Note: First Looks give previews of new drinks and menus we're curious about. Since they are arranged photo shoots, we do not make critical evaluations or recommendations.
"My dad's first job was as a soda jerk," explains owner Brad Rubin as he pulls out a black-and-white picture of his father wearing a 40s diner outfit. "So I grew up in a house with some very eccentric parents who had their own soda fountain. I grew up learning how to make milkshakes." Rubin has translated that childhood experience into Eleven Lincoln Park, a new diner with an extensive non-alcoholic beverage program that includes barrel-aged root beer, plus milkshakes, phosphates, and egg creams made with refurbished antique equipment.
Rubin already owns one diner-style joint, the Eleven City Diner in the South Loop. This is his first foray onto the North Side. The menu is filled with classic Jewish deli dishes: home-roasted pastrami and brisket, a giant smoked fish platter with sable and salmon, pickled green tomatoes, fried onion strings. and more.

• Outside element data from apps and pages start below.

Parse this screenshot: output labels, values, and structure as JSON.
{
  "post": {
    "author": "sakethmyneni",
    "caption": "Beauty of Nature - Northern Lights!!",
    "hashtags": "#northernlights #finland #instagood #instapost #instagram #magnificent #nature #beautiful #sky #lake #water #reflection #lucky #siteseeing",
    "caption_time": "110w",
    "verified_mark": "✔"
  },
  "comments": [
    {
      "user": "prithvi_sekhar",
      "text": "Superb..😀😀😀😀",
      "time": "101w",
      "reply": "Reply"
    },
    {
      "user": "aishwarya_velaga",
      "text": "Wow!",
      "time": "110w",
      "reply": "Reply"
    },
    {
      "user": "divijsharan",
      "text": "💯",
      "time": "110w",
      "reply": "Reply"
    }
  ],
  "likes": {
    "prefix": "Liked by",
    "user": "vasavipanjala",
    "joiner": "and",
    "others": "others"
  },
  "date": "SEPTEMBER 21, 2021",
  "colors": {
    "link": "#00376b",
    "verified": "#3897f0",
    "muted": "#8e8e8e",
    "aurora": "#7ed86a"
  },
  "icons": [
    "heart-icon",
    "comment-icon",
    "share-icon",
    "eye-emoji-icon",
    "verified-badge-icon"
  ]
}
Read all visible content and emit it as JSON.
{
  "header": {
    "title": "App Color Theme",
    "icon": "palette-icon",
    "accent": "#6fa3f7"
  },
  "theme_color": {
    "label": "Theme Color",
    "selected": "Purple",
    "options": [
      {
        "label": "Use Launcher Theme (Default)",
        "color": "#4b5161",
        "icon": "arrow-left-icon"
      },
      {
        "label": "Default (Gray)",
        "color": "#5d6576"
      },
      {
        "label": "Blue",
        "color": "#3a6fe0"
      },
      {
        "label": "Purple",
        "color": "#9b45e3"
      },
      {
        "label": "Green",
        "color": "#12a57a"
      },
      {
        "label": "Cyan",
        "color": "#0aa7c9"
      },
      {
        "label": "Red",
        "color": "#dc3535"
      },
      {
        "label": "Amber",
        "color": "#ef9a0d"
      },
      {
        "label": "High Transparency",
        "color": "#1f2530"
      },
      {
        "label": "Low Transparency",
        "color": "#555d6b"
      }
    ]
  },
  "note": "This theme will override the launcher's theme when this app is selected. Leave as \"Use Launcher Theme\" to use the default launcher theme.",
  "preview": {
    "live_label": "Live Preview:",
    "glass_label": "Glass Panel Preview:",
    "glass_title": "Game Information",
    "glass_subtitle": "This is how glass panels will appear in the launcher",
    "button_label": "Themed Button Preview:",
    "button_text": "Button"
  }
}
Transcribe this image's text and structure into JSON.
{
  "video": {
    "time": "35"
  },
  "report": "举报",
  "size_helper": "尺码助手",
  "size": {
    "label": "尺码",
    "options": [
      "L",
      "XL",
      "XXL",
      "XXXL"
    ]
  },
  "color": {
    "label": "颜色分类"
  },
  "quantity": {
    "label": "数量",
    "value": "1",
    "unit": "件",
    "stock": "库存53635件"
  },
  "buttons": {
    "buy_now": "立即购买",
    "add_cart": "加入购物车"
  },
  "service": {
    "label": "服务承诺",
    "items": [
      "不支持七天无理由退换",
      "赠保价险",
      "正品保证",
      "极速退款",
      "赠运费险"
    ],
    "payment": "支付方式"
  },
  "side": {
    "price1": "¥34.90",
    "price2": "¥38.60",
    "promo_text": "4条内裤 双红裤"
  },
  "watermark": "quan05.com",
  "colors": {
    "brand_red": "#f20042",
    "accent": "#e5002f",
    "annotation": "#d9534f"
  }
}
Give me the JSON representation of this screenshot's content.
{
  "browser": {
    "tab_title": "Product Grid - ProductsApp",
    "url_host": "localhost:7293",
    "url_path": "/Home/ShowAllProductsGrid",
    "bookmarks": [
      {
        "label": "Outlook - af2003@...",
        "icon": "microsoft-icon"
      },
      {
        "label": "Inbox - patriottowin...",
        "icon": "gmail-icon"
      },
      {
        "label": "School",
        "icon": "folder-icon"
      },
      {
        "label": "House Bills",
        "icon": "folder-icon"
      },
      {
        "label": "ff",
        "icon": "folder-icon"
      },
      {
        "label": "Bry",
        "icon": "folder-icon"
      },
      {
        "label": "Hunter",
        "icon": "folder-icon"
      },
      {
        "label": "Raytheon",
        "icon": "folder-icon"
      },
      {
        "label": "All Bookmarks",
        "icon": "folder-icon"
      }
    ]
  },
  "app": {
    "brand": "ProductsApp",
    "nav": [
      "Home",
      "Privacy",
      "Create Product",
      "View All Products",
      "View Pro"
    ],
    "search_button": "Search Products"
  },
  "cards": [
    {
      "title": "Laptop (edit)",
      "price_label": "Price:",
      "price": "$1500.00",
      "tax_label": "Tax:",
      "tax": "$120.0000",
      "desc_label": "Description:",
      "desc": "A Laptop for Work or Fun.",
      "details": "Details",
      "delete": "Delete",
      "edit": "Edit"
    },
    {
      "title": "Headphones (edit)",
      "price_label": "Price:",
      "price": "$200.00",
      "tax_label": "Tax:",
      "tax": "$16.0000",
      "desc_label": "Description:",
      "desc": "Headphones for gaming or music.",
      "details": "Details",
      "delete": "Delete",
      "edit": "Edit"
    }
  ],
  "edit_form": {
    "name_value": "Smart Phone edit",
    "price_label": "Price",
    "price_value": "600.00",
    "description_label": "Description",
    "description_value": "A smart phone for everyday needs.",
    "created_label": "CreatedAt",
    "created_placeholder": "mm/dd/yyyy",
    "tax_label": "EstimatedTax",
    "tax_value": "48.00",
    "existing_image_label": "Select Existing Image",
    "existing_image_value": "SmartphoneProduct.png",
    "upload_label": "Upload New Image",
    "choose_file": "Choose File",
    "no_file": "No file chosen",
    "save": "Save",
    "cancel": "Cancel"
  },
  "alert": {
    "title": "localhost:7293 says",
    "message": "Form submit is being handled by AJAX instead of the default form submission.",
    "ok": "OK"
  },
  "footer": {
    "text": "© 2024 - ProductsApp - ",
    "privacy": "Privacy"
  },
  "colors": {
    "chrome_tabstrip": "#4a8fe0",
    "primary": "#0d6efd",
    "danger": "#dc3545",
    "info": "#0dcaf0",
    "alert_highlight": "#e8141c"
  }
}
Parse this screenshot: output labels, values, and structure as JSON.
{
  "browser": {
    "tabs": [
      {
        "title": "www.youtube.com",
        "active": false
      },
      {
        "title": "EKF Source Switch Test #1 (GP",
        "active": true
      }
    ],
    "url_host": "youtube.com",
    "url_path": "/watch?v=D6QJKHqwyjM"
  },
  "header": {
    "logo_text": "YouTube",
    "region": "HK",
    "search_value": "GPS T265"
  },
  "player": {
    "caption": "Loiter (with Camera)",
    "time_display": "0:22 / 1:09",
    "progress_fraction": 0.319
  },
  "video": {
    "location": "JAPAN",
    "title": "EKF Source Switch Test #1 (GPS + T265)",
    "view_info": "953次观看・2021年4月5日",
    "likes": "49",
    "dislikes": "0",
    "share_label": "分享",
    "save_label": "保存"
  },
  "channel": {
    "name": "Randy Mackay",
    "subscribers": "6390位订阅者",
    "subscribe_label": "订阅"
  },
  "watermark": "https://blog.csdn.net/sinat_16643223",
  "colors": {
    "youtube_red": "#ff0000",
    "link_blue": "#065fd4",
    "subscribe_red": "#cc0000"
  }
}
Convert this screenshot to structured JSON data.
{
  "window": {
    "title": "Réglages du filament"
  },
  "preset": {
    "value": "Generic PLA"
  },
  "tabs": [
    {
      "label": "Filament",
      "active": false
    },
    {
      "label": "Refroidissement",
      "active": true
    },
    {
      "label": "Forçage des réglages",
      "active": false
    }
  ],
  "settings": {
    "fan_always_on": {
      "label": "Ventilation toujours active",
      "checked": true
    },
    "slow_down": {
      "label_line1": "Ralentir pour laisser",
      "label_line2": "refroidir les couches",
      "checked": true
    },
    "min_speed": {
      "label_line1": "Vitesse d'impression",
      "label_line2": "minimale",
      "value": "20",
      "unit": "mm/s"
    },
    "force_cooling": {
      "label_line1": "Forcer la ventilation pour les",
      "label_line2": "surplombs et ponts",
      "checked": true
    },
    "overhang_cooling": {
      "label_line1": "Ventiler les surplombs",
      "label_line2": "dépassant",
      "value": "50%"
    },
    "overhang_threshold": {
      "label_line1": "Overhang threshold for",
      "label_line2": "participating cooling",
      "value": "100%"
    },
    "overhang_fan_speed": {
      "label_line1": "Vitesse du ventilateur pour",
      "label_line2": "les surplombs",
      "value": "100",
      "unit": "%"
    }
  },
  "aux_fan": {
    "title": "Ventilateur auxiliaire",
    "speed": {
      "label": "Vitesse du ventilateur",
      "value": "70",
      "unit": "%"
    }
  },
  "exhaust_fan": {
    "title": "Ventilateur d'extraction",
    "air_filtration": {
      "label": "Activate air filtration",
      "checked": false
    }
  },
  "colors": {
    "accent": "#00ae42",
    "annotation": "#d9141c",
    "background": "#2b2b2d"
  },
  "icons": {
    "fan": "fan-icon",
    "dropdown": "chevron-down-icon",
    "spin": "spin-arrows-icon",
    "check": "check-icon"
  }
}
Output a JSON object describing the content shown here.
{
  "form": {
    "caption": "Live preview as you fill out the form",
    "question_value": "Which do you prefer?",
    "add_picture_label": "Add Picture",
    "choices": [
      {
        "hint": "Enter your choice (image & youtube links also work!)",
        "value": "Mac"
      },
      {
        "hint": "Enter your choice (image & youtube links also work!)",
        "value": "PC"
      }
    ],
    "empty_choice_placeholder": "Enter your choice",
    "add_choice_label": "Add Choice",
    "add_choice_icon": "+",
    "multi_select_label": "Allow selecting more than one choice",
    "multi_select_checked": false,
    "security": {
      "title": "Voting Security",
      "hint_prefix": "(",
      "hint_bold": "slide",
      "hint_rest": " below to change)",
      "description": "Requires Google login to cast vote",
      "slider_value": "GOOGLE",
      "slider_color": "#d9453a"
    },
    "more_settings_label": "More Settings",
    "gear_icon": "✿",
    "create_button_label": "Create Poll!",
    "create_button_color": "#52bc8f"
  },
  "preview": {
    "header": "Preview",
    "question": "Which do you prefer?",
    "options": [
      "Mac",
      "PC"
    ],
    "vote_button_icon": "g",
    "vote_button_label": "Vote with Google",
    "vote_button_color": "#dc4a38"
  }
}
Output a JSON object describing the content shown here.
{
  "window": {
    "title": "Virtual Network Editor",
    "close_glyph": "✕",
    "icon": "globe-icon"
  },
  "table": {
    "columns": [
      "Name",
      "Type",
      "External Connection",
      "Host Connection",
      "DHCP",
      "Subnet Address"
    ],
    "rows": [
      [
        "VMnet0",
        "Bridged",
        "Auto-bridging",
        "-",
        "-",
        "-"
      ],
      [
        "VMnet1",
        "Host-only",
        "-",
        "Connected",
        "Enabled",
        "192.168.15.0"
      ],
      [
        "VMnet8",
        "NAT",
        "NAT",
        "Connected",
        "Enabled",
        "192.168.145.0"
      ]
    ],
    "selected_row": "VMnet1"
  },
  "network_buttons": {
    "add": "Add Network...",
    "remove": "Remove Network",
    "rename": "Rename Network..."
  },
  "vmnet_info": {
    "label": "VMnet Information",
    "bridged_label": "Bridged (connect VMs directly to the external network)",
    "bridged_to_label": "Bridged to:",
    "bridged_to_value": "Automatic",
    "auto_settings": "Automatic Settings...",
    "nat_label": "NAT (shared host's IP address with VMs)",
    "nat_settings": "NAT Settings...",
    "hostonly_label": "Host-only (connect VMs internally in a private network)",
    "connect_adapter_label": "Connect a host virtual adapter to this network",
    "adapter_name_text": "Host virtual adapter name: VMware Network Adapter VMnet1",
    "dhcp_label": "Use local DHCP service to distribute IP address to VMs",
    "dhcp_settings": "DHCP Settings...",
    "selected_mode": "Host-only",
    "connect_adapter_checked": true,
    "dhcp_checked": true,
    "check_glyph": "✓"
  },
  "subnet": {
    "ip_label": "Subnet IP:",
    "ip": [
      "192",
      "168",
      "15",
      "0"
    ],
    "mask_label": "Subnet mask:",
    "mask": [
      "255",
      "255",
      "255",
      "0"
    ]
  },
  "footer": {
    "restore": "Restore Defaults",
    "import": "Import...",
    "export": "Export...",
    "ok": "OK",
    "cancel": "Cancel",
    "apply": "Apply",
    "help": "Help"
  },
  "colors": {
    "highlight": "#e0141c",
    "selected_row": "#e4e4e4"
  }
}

To wash all that down, Rubin recommends that you try one of their two (yes, two) homemade root beers.
"We're really fortunate to have a brewing partner for the root beers. It's a local family," says Rubin, who isn't willing to reveal their name. "They're brewing the syrup for us, and we draw and mix it here." Rubin brings in growlers of syrup and puts them into custom-made barrel dispensers that mix the syrups with soda water to create the finished product, which is served in a frosted mug.
Ruben describes the "classic" style root beer as smooth and almost savory. "It's brewed with two kinds of sugar, both corn syrup and cane sugar. They use a bit more anise, more wintergreen," Rubin explains. "It's more husky, more meaty; it's got more oomph to it." The other option, a blond root beer, is made with only cane sugar and is lighter and sweeter.
After it's made, "the actual root beer syrup is aged for twelve months in a merlot cask," Rubin says, in order to deepen the flavor. Eleven Lincoln Park is also offering a custom-made cream soda, which is dark, not clear. "We have to let folks know that it might not be what they expect, or they get confused," Rubin laughs. You'll find local Green River soda on draft, as well as an assortment of sodas from Michigan and Wisconsin. His Brooklyn Egg Cream is made with Fox's U-Bet chocolate syrup that he's shipped in from the East Coast.
Why offer such a complicated program of non-alcoholic drinks program? Rubin has a simple explanation: "Because it's fun."
About the author:Anthony Todd is Food and Drink Editor of Chicagoist.com. Follow him on Twitter (@FoodieAnthony).
Eleven Lincoln Park
2301 N. Clark Street, Chicago, IL 60614 (map)